Archive for the ‘Breathing’ Category

How’s Your Breathing?

Thursday, May 7th, 2015

Proper breathing is probably the easiest and most powerful way to protect your health. It results in better digestion and circulation, more restful sleep, decreased anxiety, and a more stable heart rate.
When I was coaching people I would always start out with BREATHING.
Breathe from your diaphragm so that you fill your lungs with oxygen and exhale completely.
In 2014 my doctors said my heart was good and my lungs were good – I just couldn’t breathe. My body had filled up with inflammation and shut down my body’s cells so that they could only take in less than 20 percent capacity and I was always worn out. That’s when I took acuscope and myopulse treatments and cleaned out the inflammation and I could breathe again and function full time.
So make sure you breathe correctly and protect your health.

Breathing

Tuesday, June 16th, 2009

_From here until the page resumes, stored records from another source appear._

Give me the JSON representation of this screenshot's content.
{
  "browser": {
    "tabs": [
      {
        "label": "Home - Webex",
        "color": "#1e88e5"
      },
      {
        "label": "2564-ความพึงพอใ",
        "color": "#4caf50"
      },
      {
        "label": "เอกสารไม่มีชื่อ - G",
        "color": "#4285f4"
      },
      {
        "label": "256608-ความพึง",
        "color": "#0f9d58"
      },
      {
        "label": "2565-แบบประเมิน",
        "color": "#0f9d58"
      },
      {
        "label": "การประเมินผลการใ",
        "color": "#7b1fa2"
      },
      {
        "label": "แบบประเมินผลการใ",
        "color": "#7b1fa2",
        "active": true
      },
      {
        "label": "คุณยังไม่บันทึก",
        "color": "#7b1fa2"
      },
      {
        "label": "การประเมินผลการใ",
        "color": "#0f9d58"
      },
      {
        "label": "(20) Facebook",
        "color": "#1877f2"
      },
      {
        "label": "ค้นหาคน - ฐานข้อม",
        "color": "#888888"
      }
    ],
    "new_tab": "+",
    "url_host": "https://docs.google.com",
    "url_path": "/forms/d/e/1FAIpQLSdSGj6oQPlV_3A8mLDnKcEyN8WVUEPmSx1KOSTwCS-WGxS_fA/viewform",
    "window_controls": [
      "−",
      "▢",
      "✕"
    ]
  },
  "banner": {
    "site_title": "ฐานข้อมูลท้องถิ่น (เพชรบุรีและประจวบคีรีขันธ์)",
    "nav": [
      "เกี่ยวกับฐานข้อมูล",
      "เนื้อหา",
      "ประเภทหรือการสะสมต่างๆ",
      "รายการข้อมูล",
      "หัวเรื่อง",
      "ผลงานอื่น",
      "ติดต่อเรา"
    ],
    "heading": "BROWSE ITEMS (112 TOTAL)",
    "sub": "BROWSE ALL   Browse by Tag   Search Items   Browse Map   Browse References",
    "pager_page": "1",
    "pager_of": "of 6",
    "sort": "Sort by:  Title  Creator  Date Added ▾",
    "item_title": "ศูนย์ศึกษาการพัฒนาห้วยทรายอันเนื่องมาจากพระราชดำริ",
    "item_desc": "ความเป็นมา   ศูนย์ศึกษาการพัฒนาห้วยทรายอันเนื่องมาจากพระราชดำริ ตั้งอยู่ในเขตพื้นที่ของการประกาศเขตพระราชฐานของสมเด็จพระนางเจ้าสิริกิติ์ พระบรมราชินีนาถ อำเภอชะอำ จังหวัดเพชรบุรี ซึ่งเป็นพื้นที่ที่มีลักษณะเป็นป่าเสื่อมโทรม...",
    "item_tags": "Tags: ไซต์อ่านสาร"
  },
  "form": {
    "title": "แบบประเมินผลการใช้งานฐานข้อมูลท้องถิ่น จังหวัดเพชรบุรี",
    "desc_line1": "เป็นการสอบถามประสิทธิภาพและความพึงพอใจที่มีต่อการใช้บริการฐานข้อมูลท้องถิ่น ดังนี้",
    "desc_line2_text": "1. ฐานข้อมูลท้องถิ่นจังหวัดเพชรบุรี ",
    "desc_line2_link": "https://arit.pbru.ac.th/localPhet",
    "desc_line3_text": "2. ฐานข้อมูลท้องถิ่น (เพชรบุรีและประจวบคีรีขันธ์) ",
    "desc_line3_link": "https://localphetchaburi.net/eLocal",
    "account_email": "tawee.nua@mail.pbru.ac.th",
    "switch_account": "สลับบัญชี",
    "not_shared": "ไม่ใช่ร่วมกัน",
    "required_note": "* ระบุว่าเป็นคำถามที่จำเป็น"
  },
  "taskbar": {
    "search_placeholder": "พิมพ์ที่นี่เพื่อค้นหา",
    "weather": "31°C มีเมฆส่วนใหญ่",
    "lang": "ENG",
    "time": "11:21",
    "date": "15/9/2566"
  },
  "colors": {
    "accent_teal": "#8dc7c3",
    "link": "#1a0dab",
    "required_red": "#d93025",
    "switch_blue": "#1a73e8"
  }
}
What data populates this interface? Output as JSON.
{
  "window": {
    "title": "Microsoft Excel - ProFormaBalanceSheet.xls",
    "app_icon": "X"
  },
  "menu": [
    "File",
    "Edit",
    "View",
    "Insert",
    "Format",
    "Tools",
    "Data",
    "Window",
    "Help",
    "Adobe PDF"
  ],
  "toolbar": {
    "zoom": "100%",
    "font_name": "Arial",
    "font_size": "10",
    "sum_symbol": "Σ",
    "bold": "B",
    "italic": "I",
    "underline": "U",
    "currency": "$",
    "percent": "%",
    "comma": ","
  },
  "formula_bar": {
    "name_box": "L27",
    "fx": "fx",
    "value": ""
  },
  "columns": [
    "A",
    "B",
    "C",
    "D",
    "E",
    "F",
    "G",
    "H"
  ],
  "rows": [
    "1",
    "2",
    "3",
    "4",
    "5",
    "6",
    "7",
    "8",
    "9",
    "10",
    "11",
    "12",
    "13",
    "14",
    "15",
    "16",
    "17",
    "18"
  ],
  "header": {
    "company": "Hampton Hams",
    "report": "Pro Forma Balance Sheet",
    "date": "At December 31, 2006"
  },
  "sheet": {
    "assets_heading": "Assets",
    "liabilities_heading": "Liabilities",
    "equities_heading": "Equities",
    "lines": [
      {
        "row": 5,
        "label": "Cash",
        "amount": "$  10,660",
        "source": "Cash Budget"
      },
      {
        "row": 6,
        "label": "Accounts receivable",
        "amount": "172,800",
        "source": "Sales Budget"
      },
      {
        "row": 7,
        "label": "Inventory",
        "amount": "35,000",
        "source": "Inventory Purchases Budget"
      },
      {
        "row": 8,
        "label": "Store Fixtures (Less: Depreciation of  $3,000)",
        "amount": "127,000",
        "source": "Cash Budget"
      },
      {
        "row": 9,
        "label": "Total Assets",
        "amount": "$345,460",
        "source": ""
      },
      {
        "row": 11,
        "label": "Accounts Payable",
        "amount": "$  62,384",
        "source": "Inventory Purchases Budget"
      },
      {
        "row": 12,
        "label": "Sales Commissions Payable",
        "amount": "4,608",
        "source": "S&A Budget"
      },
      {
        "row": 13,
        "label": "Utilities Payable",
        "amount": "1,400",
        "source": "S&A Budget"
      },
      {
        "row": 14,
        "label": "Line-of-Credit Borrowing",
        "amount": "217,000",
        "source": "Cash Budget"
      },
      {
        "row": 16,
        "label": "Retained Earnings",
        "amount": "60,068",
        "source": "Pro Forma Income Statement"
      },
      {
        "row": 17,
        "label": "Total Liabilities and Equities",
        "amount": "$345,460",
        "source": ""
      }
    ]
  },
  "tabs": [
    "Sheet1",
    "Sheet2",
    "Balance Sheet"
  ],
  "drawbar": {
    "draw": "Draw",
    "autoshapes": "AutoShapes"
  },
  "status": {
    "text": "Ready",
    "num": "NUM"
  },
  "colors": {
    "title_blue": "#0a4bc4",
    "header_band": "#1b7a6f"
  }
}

Whenever I start with a new client I talk about four basic principles. First is breathing, second is meditation, third is nutrition and fourth is exercise, and not necessarily in that order.

As I read Chunyi Lin, who has a master’s degree in holistic healing and a certified International Qigong Master, he is saying that these four principles are the four basic elements to qigong.

Chunyi Lin says breathing is the most important and following the proper breathing technique helps to restore health and vitality.

Most people breathe at a resting rate of 12 to 20 breaths a minute. Dr. Greg Plotnikoff told me the ideal is eight breaths a minute for a resting rate. Shallow breathing only fills about 60 percent of your lung capacity. Taking just 15 minutes a day (longer is better) you begin to improve your health. Practicing slow, deep breathing everyday will help your body relax more and relieve your body’s negative reactions to stress.

Are you stressed out at times? Take slow deep breaths that fill your lungs for 15 minutes a day and see how it improves your life.

 

Did you know?

Saturday, May 30th, 2009

      1.      When our immune system is strong, we have few colds or infections and our energy level is high.

2.      When we use positive thinking, meditation, and prayer and have a strong family support system, we are much more effective at warding off disease.

3.      The trillions of cells which make up our body for the most part live only a few weeks and then are replaced. Some organs like the brain and the heart replace their cells about every three months.

4.      Free radicals are produced when oxygen and glucose produce energy.

5.      Exposure to the sun produces free radicals.

6.      Radiation therapy to treat cancer depends on free radicals generated by the radiation to kill the cancer cells.

7.      Between the ages of twenty and seventy, maximum breathing capacity declines approximately 40 percent.

8.      The average life of an American born today is 77.9 years.

(Facts taken from the book The Longevity Factor, Dr. Joseph Maroon)

What makes us age?

Tuesday, May 19th, 2009

As we age we see a loss of organ reserve, not only do our muscles get weaker, many other factors play in as well as our bodies seem to grow old. But the biggest factor contributing to the deterioration of our body is nutrition. Most people still do not eat a good diet with the food that is responsible for building us up. We consume too many omega-6 oils (safflower, sunflower, corn, soybean, cottonseed as well as others). We need to increase our consumption of omega-3 oils (fish oil supplements, flax seed, and others). Omega-3 is an anti-inflammatory essential fatty oil which improves the elasticity of every cell in our body. Cells that are hydrated and oxygenated work at an optimal level and reverse the aging process. With a smooth functioning, healthy body we see our energy levels rise. More and more studies tell us that as we take the proper nutrients, and not drugs, there is less likelihood of disease. Disease is not natural or normal. We bring it upon ourselves by improper eating and taking too many drugs. Drugs are sometimes needed in some cases but the widespread use of drugs in America is making us a sicker nation than any other industrialized nation in the world.

If you want to live a long healthy life examine what you are doing—eat properly, meditate, exercise, and breathe deeply.

Stress & Breathing

Monday, April 6th, 2009

Some studies say that 90 percent of our illnesses are stress related. Breathing deeply can melt that stress away. There is scientific evidence that deep breathing from the diaphragm chemically changes a person’s physiology, which is a person’s mechanical, physical and biochemical function. We can quickly change a stressful situation into a calm, even flowing, life response. How we breathe regulates our physical bodies as well as our emotional and mental states. The key is knowing how to change our breath before anxiety arises. The normal “flight or fight” response is the stressor in this situation. Sometimes we need this “flight or fight” response, but in today’s society we don’t normally have a tiger chasing us so we don’t need this response most of the time.

As we practice breathing from our belly we fill our lungs all the way to the bottom. Remember when you go to the doctor’s they ask you to breathe deeply so they can tell if there is any congestion in your lungs.

You can do this sitting or lying down. I do it both ways. Sometimes when I awake in the middle of the night I’ll place my hands on my belly and breathe in and out making sure I breathe deeply. Other times when I’m in the sauna I will meditate and practice my breathing. Either way it will keep you from stress.